The following text is an excerpt from the introduction to Maeve’s Flaherty’s Capstone paper. The Capstone Project is a compulsory, in-depth research project that allows every 8th-grade student to explore, write about and present on his/her passion. In much the same way that we have featured a series of Global Thesis Updates from our 12th-grade researchers, over the next couple of weeks our hope is to highlight some of the insightful, globally oriented work that is coming out of the Capstone program.
By: Maeve Flaherty, 8th Grade
Celtic Ireland was an ancient society where woman experienced a rare amount of freedom, particularly in comparison to Ireland after the arrival of Christianity. Looking at the myths and laws of the late Celtic world and the early Christian conversion of Ireland, it is apparent that the Celtic world was more open to women. Although both societies were patriarchal, the mythology of the Ulster Cycle and the story of Ireland’s patron Saint, Brigid, show very different types of women, and the different societal roles that the two cultures accepted. These mythological and historical characters were governed through Celtic law, the Brehon laws, and Canon Law. Through comparison of the laws and stories of the two societies, it is apparent that Celtic Ireland was far more tolerant of women in positions of power and the workforce than the early Catholic times.
The legal system of Celtic Ireland codified into law a society where women were protected, educated, and given rights similar or equal to those of men. The law of the Fenechus of Ireland, meaning “free land tillers”, was a very complicated but unified system of law governing Ireland. They are more popularly known as the Brehon laws, coming from the word breatheamh, meaning “judge”. Originally the Brehon Laws were transmitted orally, memorized by the Brehons who judged and served kingdoms across Ireland. The earliest known written copy is located in the Book of the Dun Cow, although several other texts have survived the centuries in a fragmented state. In 438, King Laoghaire of Tara established a commission to examine, revise and set the laws down in writing. In the Brehon Laws that King Laoghaire codified, women feature prominently. Much can be found about the position of women in society from how they are regarded in law, and the Brehon Laws contain a wealth of information.

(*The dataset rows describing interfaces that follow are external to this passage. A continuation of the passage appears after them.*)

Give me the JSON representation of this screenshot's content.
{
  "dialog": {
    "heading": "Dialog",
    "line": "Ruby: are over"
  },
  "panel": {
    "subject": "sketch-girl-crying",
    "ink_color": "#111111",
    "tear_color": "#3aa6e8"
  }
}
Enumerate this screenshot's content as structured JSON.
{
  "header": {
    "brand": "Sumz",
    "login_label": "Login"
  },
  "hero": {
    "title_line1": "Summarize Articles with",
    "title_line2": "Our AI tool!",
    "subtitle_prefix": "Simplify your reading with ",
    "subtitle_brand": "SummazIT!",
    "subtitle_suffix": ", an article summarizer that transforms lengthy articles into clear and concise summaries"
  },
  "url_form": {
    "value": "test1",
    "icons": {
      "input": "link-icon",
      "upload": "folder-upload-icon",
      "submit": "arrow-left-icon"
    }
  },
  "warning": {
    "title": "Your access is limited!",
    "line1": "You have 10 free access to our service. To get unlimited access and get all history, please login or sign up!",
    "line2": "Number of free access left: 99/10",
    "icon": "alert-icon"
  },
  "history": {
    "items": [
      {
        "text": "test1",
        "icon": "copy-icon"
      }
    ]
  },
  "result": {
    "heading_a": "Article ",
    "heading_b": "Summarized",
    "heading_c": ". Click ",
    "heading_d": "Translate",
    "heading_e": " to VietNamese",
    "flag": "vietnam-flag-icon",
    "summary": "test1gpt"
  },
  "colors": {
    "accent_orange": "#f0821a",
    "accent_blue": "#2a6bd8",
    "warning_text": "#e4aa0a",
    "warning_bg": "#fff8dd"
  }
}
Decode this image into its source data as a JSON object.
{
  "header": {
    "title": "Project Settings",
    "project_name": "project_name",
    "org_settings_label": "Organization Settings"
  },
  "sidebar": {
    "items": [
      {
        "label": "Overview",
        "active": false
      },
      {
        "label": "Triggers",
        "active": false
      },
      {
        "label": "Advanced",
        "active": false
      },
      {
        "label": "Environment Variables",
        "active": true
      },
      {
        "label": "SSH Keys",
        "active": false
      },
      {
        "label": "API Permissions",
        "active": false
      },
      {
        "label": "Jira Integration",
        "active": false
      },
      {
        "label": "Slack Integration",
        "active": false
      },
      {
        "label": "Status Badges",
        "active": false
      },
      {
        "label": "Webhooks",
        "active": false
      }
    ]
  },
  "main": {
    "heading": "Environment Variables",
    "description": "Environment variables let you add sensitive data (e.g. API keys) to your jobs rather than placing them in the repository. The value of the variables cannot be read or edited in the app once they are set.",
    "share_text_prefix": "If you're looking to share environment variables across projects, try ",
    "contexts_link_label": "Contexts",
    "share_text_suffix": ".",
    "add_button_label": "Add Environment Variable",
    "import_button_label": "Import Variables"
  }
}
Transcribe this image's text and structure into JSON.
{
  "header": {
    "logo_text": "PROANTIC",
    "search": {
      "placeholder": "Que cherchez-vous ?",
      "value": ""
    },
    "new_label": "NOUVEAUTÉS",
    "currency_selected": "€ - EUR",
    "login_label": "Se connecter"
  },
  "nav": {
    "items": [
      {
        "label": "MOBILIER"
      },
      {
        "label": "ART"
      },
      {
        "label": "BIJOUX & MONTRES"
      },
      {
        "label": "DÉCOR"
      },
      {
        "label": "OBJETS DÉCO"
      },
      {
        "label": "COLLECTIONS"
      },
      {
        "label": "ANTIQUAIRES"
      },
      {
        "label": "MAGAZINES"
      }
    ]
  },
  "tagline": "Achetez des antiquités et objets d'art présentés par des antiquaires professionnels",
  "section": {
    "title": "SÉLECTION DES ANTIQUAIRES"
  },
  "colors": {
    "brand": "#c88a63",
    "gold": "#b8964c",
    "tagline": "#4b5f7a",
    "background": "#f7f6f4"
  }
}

 Ellis, Peter Berresford. The Ancient World of the Celts. New York: Barnes & Noble Books, 1998. Print.